*** Opening of Data for the task ***

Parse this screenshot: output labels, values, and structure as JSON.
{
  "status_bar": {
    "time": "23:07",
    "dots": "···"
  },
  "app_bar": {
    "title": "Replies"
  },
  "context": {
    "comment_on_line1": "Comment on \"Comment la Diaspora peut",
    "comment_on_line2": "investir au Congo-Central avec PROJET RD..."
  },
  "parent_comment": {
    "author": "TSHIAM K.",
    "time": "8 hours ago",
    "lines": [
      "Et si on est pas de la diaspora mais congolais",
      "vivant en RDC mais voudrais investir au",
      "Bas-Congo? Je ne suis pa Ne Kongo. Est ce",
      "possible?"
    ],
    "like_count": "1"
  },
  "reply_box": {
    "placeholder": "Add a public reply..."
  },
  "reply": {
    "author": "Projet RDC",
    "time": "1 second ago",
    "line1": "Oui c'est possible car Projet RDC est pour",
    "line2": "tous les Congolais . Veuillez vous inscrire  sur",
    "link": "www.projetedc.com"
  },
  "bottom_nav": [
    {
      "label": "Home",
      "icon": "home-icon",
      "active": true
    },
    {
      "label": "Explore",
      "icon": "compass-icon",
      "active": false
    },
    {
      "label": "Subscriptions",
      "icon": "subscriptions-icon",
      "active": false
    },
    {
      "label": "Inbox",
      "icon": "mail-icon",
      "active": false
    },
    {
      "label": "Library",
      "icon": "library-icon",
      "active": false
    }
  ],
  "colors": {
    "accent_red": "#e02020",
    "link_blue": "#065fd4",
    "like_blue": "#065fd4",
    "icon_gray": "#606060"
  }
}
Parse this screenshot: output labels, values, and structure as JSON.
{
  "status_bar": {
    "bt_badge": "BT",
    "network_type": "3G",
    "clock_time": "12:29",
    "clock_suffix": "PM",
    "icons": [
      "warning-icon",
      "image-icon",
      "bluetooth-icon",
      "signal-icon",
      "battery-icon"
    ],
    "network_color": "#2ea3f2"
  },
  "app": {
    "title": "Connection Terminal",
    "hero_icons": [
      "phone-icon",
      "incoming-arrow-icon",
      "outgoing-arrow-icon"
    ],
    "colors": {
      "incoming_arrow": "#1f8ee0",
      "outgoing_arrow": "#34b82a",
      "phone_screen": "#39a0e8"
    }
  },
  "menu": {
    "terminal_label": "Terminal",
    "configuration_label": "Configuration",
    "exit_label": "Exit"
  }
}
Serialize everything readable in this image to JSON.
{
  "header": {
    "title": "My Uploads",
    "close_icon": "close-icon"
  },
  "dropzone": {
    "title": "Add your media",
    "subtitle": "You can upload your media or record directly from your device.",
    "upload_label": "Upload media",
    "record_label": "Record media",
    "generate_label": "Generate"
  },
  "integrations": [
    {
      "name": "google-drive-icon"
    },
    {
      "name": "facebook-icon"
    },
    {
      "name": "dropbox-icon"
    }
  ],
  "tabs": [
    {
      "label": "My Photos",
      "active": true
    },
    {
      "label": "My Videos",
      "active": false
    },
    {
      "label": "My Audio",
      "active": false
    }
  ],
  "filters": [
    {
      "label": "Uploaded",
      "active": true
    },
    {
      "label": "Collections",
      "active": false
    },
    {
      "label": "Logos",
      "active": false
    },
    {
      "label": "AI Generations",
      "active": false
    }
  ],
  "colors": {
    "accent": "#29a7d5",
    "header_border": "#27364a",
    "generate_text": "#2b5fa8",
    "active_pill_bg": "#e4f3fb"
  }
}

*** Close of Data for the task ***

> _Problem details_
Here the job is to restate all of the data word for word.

> _Output_
Parse this screenshot: output labels, values, and structure as JSON.
{
  "status_bar": {
    "time": "23:07",
    "dots": "···"
  },
  "app_bar": {
    "title": "Replies"
  },
  "context": {
    "comment_on_line1": "Comment on \"Comment la Diaspora peut",
    "comment_on_line2": "investir au Congo-Central avec PROJET RD..."
  },
  "parent_comment": {
    "author": "TSHIAM K.",
    "time": "8 hours ago",
    "lines": [
      "Et si on est pas de la diaspora mais congolais",
      "vivant en RDC mais voudrais investir au",
      "Bas-Congo? Je ne suis pa Ne Kongo. Est ce",
      "possible?"
    ],
    "like_count": "1"
  },
  "reply_box": {
    "placeholder": "Add a public reply..."
  },
  "reply": {
    "author": "Projet RDC",
    "time": "1 second ago",
    "line1": "Oui c'est possible car Projet RDC est pour",
    "line2": "tous les Congolais . Veuillez vous inscrire  sur",
    "link": "www.projetedc.com"
  },
  "bottom_nav": [
    {
      "label": "Home",
      "icon": "home-icon",
      "active": true
    },
    {
      "label": "Explore",
      "icon": "compass-icon",
      "active": false
    },
    {
      "label": "Subscriptions",
      "icon": "subscriptions-icon",
      "active": false
    },
    {
      "label": "Inbox",
      "icon": "mail-icon",
      "active": false
    },
    {
      "label": "Library",
      "icon": "library-icon",
      "active": false
    }
  ],
  "colors": {
    "accent_red": "#e02020",
    "link_blue": "#065fd4",
    "like_blue": "#065fd4",
    "icon_gray": "#606060"
  }
}
Parse this screenshot: output labels, values, and structure as JSON.
{
  "status_bar": {
    "bt_badge": "BT",
    "network_type": "3G",
    "clock_time": "12:29",
    "clock_suffix": "PM",
    "icons": [
      "warning-icon",
      "image-icon",
      "bluetooth-icon",
      "signal-icon",
      "battery-icon"
    ],
    "network_color": "#2ea3f2"
  },
  "app": {
    "title": "Connection Terminal",
    "hero_icons": [
      "phone-icon",
      "incoming-arrow-icon",
      "outgoing-arrow-icon"
    ],
    "colors": {
      "incoming_arrow": "#1f8ee0",
      "outgoing_arrow": "#34b82a",
      "phone_screen": "#39a0e8"
    }
  },
  "menu": {
    "terminal_label": "Terminal",
    "configuration_label": "Configuration",
    "exit_label": "Exit"
  }
}
Serialize everything readable in this image to JSON.
{
  "header": {
    "title": "My Uploads",
    "close_icon": "close-icon"
  },
  "dropzone": {
    "title": "Add your media",
    "subtitle": "You can upload your media or record directly from your device.",
    "upload_label": "Upload media",
    "record_label": "Record media",
    "generate_label": "Generate"
  },
  "integrations": [
    {
      "name": "google-drive-icon"
    },
    {
      "name": "facebook-icon"
    },
    {
      "name": "dropbox-icon"
    }
  ],
  "tabs": [
    {
      "label": "My Photos",
      "active": true
    },
    {
      "label": "My Videos",
      "active": false
    },
    {
      "label": "My Audio",
      "active": false
    }
  ],
  "filters": [
    {
      "label": "Uploaded",
      "active": true
    },
    {
      "label": "Collections",
      "active": false
    },
    {
      "label": "Logos",
      "active": false
    },
    {
      "label": "AI Generations",
      "active": false
    }
  ],
  "colors": {
    "accent": "#29a7d5",
    "header_border": "#27364a",
    "generate_text": "#2b5fa8",
    "active_pill_bg": "#e4f3fb"
  }
}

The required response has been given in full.